“In the last few years, the number of technologies ripe for property has increased dramatically,” Wood Mackenzie’s director for energy storage, Ravi Manghani, told CNBC. “It’s no longer just three or four technology verticals.”
Thanks to this development in research areas, investors with a focus on a reliable energy future have a much wider choice of property targets. However, the Breakthrough Energy Ventures fund is not j like online casinos, they don’t just toss money around.
The criteria include a focus on businesses that can make a marked impact on global eruptions—the potential to reduce at least 0.7 gigatons of greenhouse gases yearly—as well as ones that are also engaging for other investors besides the fund. Scientific utility at scale is another criterion, mostly because of the longer time it takes to bring a decent energy technology form the lab to market. The last one is dubbed “Filling the gaps” meaning the fund is more inclined to invest in research and development areas in the wider clean technology space that has stayed out of the light.
The fund is just one instance of a technology business that’s been at the forefront of the renewable revolution. Another recent example of this support for cleaner causes of energy was the Renewable Energy Buyers’ Alliance aiming to encourage more businesses to switch from fossil fuel-sourced power to the output of wind, solar, and other renewable experts. This, in turn, would motivate the expansion of generating measure and eventually reduce the share of fossil combustibles in the energy mix, the founders of the company say.
Yet if Big Tech is behind cleaner energy, Big Banking seems to be still firm to fossil fuels, or maybe it simply likes the faster results.
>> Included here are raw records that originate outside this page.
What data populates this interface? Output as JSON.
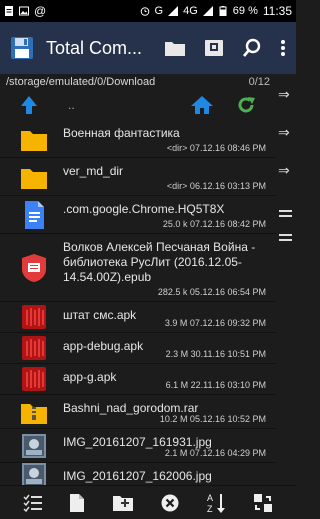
{
  "status_bar": {
    "battery": "69 %",
    "time": "11:35",
    "network": "4G",
    "signal_letter": "G"
  },
  "app_bar": {
    "title": "Total Com..."
  },
  "path_bar": {
    "path": "/storage/emulated/0/Download",
    "count": "0/12"
  },
  "tool_row": {
    "parent": ".."
  },
  "files": [
    {
      "name": "Военная фантастика",
      "meta": "<dir>  07.12.16  08:46 PM",
      "icon": "folder-icon",
      "color": "#f6b400"
    },
    {
      "name": "ver_md_dir",
      "meta": "<dir>  06.12.16  03:13 PM",
      "icon": "folder-icon",
      "color": "#f6b400"
    },
    {
      "name": ".com.google.Chrome.HQ5T8X",
      "meta": "25.0 k  07.12.16  08:42 PM",
      "icon": "document-icon",
      "color": "#3b82f6"
    },
    {
      "name": "Волков Алексей Песчаная Война - библиотека РусЛит (2016.12.05-14.54.00Z).epub",
      "meta": "282.5 k  05.12.16  06:54 PM",
      "icon": "epub-icon",
      "color": "#e23b3b"
    },
    {
      "name": "штат смс.apk",
      "meta": "3.9 M  07.12.16  09:32 PM",
      "icon": "apk-icon",
      "color": "#b01414"
    },
    {
      "name": "app-debug.apk",
      "meta": "2.3 M  30.11.16  10:51 PM",
      "icon": "apk-icon",
      "color": "#b01414"
    },
    {
      "name": "app-g.apk",
      "meta": "6.1 M  22.11.16  03:10 PM",
      "icon": "apk-icon",
      "color": "#b01414"
    },
    {
      "name": "Bashni_nad_gorodom.rar",
      "meta": "10.2 M  05.12.16  10:52 PM",
      "icon": "archive-icon",
      "color": "#f6b400"
    },
    {
      "name": "IMG_20161207_161931.jpg",
      "meta": "2.1 M  07.12.16  04:29 PM",
      "icon": "image-icon",
      "color": "#7a8fa6"
    },
    {
      "name": "IMG_20161207_162006.jpg",
      "meta": "",
      "icon": "image-icon",
      "color": "#7a8fa6"
    }
  ],
  "colors": {
    "accent_blue": "#1e88e5",
    "refresh_green": "#4caf50",
    "appbar": "#26324b"
  }
}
A recent report from a group of environmental organizations dubbed Banking on Climate Change found that even though property in renewable energy has been rising, so has the investment in fossil fuels from some of the largest groups in the world—the biggest lenders in the United States.
According to the report, the top lenders in the world had invested as much as US$2.9 trillion in the oil and gas trade between 2016 and 2018. The biggest fossil fuel advocates among these were all American banks, including Wells Fargo, JP Morgan, Citi, and Bank of America.
The authors of the report argue this is weakening the fight against climate change. However, the existence of enterprises such as the Breakthrough Energy Ventures fund and the Renewable Energy Buyers’ Alliance suggests that renewables are not yet ready to completely replace oil and gas. This replacement will occur gradually even if the pace of tech improvements in the area stimulates.